A central difficulty that often arises is that the relevant details about the persecution victim are unknown. In these cases, it is important to conduct genealogical research to find out these details, even before setting out on the search for relevant documents. More often than not, the persecution victim on whom the application is based is no longer alive. In these cases, you can try to ask family members about the background of the persecution victim.
Where should the archival research be conducted?
Once you have figured out which documents may be relevant, you submit an application to the official Austrian archives. In many cases, another difficulty arises — locating the relevant archive. There are quite a few archives in Austria, some of which are very large and some of which are quite small. It is important to figure out in advance which archives you should contact.
If, for example, it is known that the persecution victim lived in Vienna, the search task may be simpler, since the archives in Vienna contain records of the inhabitants of the city and the surrounding metropolis. On the other hand, if it is only known that the persecution victim lived in the Salzburg area, for example, the situation may be more complicated. This is because there are about 160 towns and villages around Salzburg, and the documentation may be found in the archives of any one of them.
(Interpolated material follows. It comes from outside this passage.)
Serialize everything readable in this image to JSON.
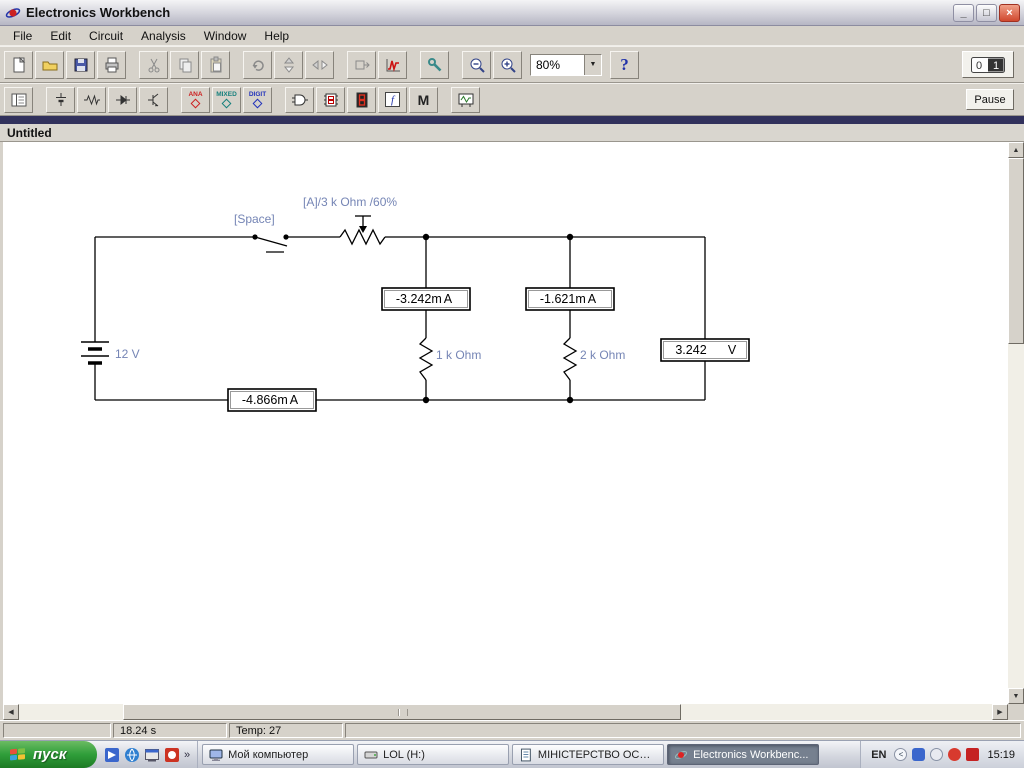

This is where the experience of an attorney specializing in Austrian immigration law comes into play, whose experience will enable them to help in locating the relevant place to search for the documentation required to prove eligibility for an Austrian passport. Enlisting the services of an attorney who specializes in handling Austrian citizenship applications already at the early stage of locating proof of eligibility, may significantly streamline the process of applying for Austrian citizenship.